In fairness to Rep. Ehrhart, I don’t think he truly appreciated the strong bond that exists between chickens and roosters. Few of us do. Hopefully, he has handled that matter with this year’s legislation and we can enjoy our constitutional right to have chickens in our yard. Chances of passage: Good. Fortunately, roosters have a short memory.
The “Splash Red Paint on Those Commies and Give Them a Hammer and Sickle” Act, is a bill put together by Rep. Matt Dollar (R-east Cobb.) When asked during the recent campaign to sign a pledge sponsored by Common Cause Georgia, the Georgia Tea Party Patriots and Georgia Conservatives in Action to support limits on goodies from lizard-loafered lobbyists, Dollar responded, “I’m not going to sign a pledge from any special interest group, especially the Obama Democrat-supported group, Common Cause.”
Common Cause Georgia later gave me an award for nagging legislators on the subject. They also gave the same award to the Tea Party activists for the same reason. And we all know what a bunch of Commies they are. Chances of passage: Poor. Rep. Dollar knows I won’t buy his lunch or take him to a tractor pull if this bill passes.

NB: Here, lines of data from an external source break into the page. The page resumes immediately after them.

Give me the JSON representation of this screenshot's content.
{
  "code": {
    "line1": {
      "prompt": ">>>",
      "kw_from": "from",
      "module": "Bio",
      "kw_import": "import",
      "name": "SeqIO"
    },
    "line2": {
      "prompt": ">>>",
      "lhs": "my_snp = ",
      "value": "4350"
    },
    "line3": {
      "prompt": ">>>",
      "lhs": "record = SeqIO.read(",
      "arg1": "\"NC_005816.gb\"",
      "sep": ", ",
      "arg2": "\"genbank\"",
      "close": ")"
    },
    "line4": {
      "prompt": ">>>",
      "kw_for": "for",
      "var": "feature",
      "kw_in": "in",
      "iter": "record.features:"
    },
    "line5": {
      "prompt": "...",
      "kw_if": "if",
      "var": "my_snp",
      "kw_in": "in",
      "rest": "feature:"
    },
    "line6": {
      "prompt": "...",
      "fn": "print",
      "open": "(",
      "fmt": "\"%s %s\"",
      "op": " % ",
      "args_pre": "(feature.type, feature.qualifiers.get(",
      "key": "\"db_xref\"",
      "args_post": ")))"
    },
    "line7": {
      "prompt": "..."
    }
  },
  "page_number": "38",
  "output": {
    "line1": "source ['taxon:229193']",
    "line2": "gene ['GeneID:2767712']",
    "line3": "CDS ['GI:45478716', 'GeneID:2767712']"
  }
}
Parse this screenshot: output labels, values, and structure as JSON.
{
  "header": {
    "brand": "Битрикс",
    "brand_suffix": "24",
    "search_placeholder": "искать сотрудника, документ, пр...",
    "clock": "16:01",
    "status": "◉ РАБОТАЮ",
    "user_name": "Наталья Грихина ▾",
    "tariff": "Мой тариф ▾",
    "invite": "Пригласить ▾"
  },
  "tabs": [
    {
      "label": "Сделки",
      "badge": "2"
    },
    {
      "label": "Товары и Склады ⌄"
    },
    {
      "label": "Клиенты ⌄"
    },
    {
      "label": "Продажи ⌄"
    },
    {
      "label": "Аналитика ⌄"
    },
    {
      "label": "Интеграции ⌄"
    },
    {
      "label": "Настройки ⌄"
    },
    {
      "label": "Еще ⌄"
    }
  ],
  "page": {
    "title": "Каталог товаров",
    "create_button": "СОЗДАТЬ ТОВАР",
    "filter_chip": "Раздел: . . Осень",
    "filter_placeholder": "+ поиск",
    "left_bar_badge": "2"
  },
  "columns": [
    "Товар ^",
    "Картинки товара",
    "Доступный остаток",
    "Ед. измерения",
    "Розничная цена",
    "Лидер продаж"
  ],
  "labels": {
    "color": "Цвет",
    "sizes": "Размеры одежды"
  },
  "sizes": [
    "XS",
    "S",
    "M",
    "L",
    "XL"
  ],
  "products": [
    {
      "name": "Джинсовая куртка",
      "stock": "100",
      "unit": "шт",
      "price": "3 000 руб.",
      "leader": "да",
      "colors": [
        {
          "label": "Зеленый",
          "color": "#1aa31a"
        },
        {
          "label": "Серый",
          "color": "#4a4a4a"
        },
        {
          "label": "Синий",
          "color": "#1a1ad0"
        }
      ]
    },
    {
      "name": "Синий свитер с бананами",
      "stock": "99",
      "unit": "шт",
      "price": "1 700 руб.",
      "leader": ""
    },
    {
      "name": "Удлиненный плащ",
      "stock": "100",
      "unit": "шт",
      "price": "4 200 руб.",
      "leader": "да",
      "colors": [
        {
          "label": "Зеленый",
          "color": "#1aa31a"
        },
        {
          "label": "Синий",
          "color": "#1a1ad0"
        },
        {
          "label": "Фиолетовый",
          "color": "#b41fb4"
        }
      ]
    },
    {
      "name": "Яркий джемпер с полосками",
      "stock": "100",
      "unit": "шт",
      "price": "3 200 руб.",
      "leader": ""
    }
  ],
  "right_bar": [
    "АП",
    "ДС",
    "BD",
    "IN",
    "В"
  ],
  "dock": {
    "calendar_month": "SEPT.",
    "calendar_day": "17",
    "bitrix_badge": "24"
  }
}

The “Full of Sound and Fury” Act is the creation of the newest member of the Cobb delegation, Rep. Charles Gregory (R-Kennesaw) who seems intent on filling the role of the late Cobb County legislator Bobby Franklin. Rep. Franklin made a lot of headlines but never got any substantive legislation passed. Gregory’s gun control bill is primarily aimed at impressing those constituents in his district who prefer showboating to effective representation. Chances of passage: About as good as Franklin’s annual efforts to get red clay declared Georgia’s official dirt.
The “Hello, I’m Hunter Hill” Act, an initiative from new State Sen. Hunter Hill (R-6th), who succeeds former Democrat incumbent Doug Stoner. Mr. Stoner, a senator since 2004, wouldn’t return phone calls from the media and is now running a Dairy Queen somewhere. This legislation assures that if I contact Sen. Hill, he will return my phone calls at times other than when he is running for re-election. Chances of passage: Good. I am a constituent of his who writes a newspaper column; plus, politicians love to talk to me because I am fair and balanced.
Finally, there is the “Let’s Go Do the People’s Business Quietly and Effectively While Not Embarrassing Ourselves in the Process” Act, sponsored by Sen. Lindsay Tippens (R-37th). While I admire Sen. Tippens very much, I worry that his colleagues might begin to emulate him and quit saying and doing the exquisite things for which they are so capable and I no longer would have anything fun to write about. That would require me to go get a real job, like being a lizard-loafered lobbyist for rooster boosters. I’m not sure about the bill’s chances of passage, but I can tell you one thing: It scares me worse than Mormons.
You can reach Dick Yarbrough at firstname.lastname@example.org or P.O. Box 725373, Atlanta, Georgia 31139.